REQUIRED ACTION: Examine each line of the data. Copy those that contain the string "this".
==*==
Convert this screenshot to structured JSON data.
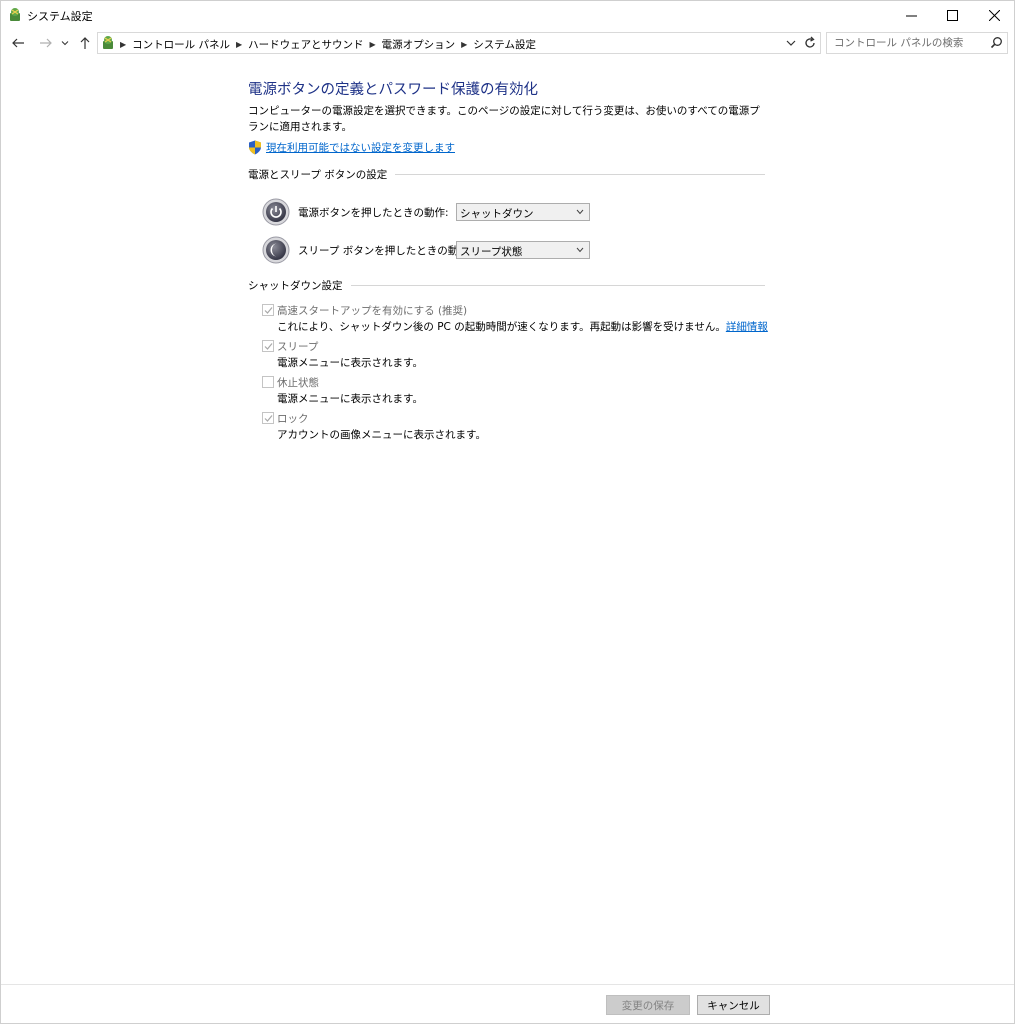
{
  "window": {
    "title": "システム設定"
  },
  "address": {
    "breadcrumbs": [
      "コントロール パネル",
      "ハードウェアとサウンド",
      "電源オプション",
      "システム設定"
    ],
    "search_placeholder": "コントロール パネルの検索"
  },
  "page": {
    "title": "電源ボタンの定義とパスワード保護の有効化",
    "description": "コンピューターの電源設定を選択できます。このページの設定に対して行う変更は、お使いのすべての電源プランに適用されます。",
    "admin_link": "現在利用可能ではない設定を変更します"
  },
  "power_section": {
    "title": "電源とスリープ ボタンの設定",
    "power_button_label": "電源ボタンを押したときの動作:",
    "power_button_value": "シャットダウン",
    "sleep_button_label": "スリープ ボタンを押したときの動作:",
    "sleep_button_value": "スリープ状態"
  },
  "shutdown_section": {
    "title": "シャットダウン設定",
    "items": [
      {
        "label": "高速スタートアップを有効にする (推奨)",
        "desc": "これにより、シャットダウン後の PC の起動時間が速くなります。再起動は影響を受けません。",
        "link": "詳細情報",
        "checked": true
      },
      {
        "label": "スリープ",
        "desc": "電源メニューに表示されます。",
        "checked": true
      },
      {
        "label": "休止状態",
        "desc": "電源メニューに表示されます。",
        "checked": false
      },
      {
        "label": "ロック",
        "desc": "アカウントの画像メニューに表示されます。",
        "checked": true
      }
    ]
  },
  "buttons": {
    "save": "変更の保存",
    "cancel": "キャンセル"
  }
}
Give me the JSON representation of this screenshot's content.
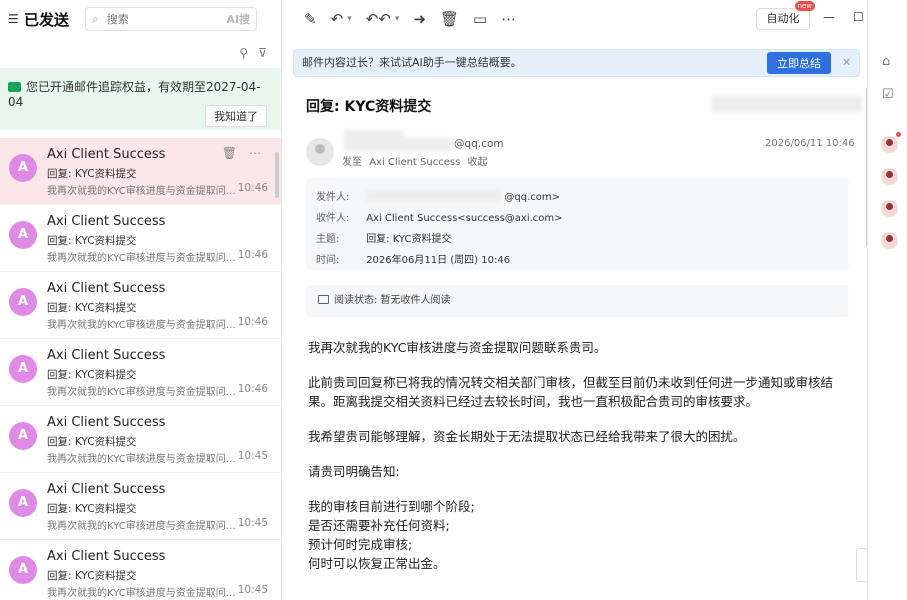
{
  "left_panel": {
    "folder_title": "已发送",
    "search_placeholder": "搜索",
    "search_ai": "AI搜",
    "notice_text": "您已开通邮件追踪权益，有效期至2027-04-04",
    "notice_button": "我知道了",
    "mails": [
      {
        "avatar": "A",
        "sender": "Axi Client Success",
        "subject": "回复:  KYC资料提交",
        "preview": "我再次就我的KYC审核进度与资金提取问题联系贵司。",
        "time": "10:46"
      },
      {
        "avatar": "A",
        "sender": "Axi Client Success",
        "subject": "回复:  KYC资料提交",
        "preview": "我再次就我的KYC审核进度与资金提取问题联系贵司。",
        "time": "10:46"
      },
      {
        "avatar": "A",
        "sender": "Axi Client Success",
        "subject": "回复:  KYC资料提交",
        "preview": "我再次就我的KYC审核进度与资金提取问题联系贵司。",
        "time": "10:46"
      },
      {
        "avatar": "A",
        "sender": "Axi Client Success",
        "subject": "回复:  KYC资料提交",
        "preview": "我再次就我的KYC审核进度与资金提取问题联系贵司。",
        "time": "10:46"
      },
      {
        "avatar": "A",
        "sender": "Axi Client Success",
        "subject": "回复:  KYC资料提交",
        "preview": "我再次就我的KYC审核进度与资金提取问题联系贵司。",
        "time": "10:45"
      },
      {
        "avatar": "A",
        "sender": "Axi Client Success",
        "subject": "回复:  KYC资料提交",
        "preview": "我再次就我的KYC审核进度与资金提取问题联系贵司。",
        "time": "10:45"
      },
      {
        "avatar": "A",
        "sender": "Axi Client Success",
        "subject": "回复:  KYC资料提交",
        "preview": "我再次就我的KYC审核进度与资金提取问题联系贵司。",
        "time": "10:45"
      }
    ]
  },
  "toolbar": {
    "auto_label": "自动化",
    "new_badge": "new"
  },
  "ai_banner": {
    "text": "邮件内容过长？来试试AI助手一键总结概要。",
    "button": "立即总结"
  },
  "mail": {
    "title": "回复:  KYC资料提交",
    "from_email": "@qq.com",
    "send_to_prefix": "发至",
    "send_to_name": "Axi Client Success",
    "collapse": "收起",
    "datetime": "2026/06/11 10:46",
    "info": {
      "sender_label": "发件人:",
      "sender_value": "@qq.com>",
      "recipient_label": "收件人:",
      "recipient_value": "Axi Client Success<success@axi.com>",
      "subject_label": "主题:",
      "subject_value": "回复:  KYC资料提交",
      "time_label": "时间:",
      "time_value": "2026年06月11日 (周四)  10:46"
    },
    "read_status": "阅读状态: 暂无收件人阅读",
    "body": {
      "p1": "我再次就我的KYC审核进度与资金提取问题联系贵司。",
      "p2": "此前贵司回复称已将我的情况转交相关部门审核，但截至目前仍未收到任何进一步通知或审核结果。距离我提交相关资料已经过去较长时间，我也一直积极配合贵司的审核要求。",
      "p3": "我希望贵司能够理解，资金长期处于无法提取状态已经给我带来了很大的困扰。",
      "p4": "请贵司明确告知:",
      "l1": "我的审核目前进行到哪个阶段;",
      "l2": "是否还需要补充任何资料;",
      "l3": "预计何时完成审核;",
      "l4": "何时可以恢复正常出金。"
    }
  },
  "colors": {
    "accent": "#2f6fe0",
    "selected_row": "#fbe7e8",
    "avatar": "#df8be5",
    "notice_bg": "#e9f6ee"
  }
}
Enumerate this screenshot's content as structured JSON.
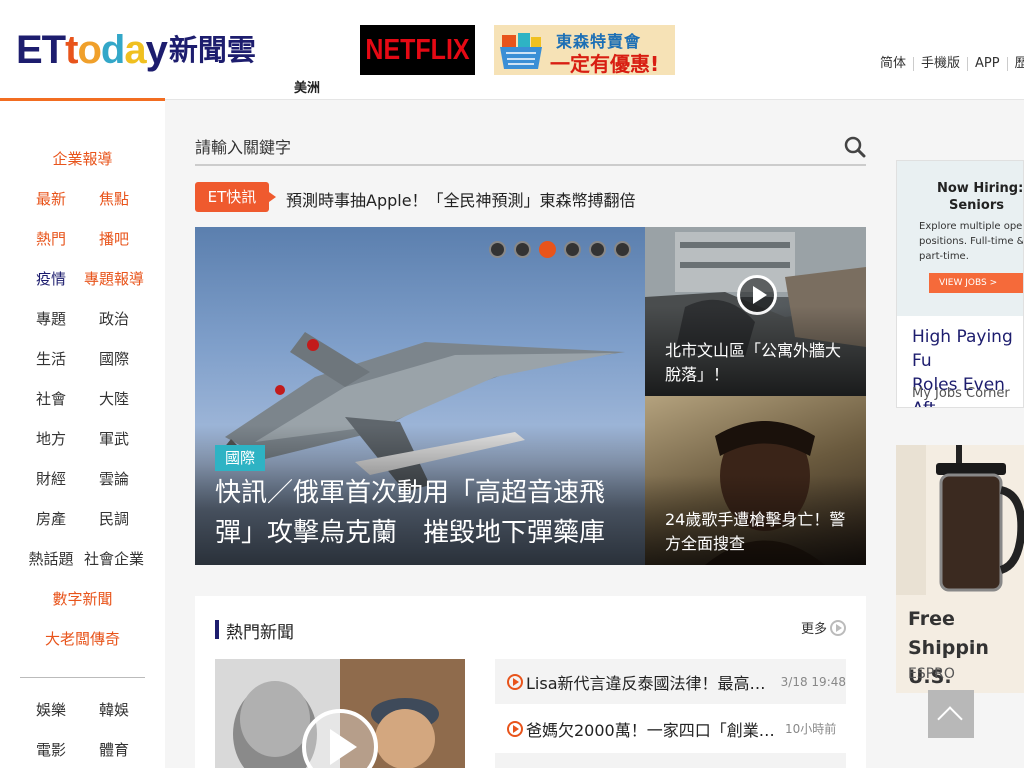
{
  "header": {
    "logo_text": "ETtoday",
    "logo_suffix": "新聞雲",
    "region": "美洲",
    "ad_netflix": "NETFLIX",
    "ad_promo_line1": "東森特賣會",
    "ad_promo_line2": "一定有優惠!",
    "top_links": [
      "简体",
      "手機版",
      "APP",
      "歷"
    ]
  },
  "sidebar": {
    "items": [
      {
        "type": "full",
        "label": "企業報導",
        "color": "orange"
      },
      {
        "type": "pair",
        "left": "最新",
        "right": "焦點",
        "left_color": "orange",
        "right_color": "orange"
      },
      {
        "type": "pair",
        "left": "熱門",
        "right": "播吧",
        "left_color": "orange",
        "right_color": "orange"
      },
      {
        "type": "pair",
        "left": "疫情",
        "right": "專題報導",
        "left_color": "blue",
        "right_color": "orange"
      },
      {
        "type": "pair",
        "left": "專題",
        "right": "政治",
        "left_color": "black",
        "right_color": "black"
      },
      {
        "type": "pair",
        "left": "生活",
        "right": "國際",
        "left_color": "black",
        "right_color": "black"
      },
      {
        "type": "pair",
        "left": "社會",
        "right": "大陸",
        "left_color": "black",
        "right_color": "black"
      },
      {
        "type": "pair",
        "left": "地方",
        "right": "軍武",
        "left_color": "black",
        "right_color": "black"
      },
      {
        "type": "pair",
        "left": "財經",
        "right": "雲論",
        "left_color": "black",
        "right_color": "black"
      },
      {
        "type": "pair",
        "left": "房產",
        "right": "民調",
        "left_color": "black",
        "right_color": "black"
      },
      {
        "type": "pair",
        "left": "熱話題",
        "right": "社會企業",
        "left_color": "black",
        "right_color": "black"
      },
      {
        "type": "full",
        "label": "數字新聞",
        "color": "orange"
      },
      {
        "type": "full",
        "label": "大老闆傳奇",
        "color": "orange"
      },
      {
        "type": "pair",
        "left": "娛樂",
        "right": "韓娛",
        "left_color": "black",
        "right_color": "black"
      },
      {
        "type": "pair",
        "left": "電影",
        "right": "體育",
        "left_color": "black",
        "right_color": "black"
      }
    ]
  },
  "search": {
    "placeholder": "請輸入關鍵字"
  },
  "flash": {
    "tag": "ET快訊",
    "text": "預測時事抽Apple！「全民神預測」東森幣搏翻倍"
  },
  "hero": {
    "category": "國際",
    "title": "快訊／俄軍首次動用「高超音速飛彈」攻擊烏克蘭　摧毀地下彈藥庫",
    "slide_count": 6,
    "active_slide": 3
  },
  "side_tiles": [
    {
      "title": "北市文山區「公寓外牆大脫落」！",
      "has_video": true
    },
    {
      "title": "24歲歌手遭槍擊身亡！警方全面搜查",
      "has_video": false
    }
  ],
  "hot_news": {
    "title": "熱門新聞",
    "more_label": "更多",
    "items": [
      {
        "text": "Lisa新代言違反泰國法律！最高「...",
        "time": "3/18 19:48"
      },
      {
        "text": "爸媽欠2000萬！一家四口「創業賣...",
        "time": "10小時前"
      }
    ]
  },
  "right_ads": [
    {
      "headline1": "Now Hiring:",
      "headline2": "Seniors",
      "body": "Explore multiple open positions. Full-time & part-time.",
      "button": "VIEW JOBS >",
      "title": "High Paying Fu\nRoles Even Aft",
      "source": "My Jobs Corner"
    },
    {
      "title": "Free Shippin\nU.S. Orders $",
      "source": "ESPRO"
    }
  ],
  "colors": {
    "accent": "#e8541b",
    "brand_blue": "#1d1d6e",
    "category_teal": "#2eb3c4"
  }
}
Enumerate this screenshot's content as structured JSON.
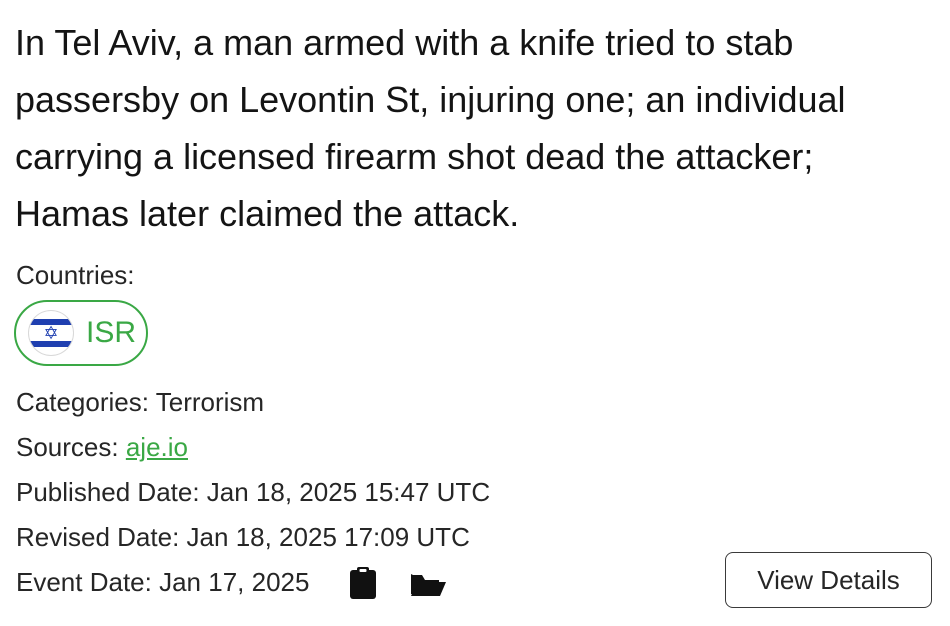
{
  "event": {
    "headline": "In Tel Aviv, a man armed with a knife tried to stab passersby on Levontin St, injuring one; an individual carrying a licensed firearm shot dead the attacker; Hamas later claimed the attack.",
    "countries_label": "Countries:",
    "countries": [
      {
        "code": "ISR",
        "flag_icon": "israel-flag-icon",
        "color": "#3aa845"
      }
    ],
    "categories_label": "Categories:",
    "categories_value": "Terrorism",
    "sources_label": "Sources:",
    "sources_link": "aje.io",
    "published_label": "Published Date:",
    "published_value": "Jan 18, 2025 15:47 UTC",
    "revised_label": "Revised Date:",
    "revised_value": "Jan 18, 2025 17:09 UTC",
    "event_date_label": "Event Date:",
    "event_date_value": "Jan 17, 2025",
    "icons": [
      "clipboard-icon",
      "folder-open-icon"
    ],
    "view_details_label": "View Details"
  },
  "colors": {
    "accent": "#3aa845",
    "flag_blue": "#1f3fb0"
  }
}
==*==
RESPONSE:
Convert this screenshot to structured JSON data.
Give me the JSON representation of this screenshot's content.
Enumerate this screenshot's content as structured JSON.
Enumerate this screenshot's content as structured JSON.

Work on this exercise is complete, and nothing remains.